Recently, someone mentioned MSG. In my head, I thought that the naturally occurring amino-acid hype about Chinese restaurants died in the early noughties. Apparently not. In case you were wondering, MSG is in tomatoes, walnuts, soy sauce, meat, whey protein, and parmesan cheese; all tasty foods which you may want to avoid if you are sensitive to it. However, I remember no fear about MSG when gym junkies started pumping themselves with whey protein. No one swore off it because of headaches, numbness or because it damages the brain. The real issue here isn’t the MSG that people claim is in the food but a deep-rooted history of racism which seems to have bound to Chinese restaurants like sweet and sour pork. Yet, the dishes themselves were adapted to cater to Western tastes. The sickly sweet, excessively salty sauces are not those that traditionally reside in the food of my ancestors. Yes, some of these tastes originated from parts of China but the western variation has left no room for subtlety or nuance. The flavour instead is an intense version of what once was.
The real issue here isn’t the MSG that people claim is in the food but a deep-rooted history of racism which seems to have bound to Chinese restaurants like sweet and sour pork.
The notion of Chinese food as something dirty continues to invade society’s notions of what Chinese food is. Historically, Chinatown has associations of vice and uncleanliness with police declaring war on Chinatown in the 1930s, and according to historian Nicole Cama, was seen as a place of mistrust. This stigma has not left our food. Chinese food can be light and healthy, not the westernised notions of it, but you will find if you go to the right Chinese restaurants catering to Chinese tastes from different parts of the country, that there is a lot more there than over sauced fried dishes. Just like the culture itself, there is more than one type of food and it cannot be homogenised into eight dishes that you see at a buffet.
Recently, on a trip to Bali with a group of newly made friends on a writers’ retreat, some Australians criticised the desserts given before even tasting them. The desserts were compared to wombat droppings and pigs’ balls and were called that for the rest of the conversation.
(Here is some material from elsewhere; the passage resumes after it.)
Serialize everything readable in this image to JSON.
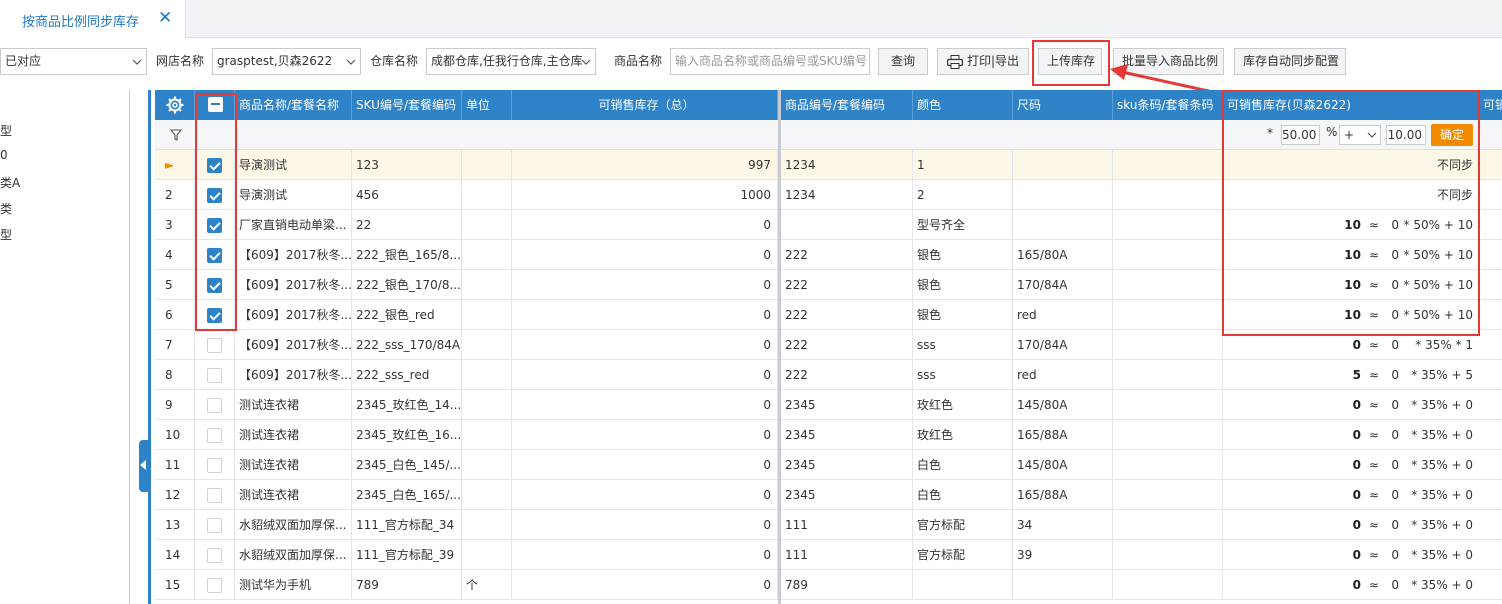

Before you assume that these people are ignorant, these are some of the most intelligent, compassionate women I have ever had the privilege of meeting. I found these comments personally offensive because these were similar desserts to what I’d grown up with being Malaysian Chinese but there was also something deeper going on: a bunch of white people in a country that isn’t their own (much like the country that we reside in), given dessert which is representative of the culture we have forced ourselves onto, because we are taking advantage of a place which is significantly cheaper than where we are from. We go to places, are waited on hand and foot, and then feel superior because we don’t like the food. Because after all, it is this position of power that makes it possible to yuck someone’s yum. And yet, despite feeling this way, I did not have the confidence to speak up.
In a colonised country, it is the food from the invading power that is the most common and therefore eaten by most people.
In a colonised country, it is the food from the invading power that is the most common and therefore eaten by most people. However, when I take some westerners to restaurants, I often find myself almost apologising, ‘You may not like this,’ or ‘It’s an acquired taste.’ My desire to please outweighs my desire to be confident in who I am and my culture, partly because of the way people perceive me as an Asian woman, and each time I find myself seeking their approval on food I haven’t even made. It is this position of power that allows people to dislike food based on appearance or from the lack of trying the food of minorities in Australia.
So, when you yuck my yum and you scrunch up your face, you are doing more than upsetting me because of my personal feelings towards the foods, you are engaging in a colonial mindset and a prevailing otherness that roots itself in centuries of racism towards cultural minorities.
Samantha Lee is a freelance writer and teacher.